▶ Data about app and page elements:
=== Section Start ===
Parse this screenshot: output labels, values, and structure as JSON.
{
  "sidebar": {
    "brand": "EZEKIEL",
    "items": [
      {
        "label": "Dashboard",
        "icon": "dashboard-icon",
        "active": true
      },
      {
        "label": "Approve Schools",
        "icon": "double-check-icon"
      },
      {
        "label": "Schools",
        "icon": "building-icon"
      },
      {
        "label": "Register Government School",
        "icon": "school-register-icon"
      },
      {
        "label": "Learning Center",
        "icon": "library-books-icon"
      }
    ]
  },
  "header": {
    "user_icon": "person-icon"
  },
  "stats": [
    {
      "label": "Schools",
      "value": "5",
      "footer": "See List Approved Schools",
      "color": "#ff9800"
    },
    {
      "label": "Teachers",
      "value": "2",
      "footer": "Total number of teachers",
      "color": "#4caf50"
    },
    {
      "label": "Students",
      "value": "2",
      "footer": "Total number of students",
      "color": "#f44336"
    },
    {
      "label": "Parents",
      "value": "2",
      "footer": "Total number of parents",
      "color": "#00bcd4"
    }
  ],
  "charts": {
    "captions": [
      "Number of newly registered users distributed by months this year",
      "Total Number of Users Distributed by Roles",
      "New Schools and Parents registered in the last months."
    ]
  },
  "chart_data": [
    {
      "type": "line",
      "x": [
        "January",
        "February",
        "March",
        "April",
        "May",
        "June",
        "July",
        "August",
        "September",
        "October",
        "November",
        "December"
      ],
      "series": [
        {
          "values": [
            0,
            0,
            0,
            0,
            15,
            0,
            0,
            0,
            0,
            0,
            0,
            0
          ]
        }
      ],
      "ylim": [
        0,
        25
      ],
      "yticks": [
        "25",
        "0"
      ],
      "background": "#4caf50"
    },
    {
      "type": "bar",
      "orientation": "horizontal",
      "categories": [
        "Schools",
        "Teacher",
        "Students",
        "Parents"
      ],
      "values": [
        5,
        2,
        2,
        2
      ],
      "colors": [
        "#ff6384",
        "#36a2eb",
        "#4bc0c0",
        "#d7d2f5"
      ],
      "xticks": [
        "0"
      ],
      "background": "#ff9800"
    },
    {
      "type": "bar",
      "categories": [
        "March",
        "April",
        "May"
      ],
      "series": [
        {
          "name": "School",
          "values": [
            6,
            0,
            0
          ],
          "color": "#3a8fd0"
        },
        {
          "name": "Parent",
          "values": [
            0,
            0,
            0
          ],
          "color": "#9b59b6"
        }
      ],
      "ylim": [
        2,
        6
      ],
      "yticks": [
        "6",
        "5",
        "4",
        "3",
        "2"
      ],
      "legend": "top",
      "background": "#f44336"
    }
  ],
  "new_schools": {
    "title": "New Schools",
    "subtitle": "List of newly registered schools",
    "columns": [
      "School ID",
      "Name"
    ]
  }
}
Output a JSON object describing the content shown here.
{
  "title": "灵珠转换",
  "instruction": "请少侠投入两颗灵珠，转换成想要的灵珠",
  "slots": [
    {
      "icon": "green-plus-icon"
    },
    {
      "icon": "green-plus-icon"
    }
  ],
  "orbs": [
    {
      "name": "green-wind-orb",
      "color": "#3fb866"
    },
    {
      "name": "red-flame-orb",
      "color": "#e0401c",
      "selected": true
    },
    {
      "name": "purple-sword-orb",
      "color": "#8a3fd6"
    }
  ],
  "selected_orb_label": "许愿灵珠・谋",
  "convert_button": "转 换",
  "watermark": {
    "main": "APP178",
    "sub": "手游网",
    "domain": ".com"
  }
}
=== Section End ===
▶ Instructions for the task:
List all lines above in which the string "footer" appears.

▶ Answer box:
      "footer": "See List Approved Schools",
      "footer": "Total number of teachers",
      "footer": "Total number of students",
      "footer": "Total number of parents",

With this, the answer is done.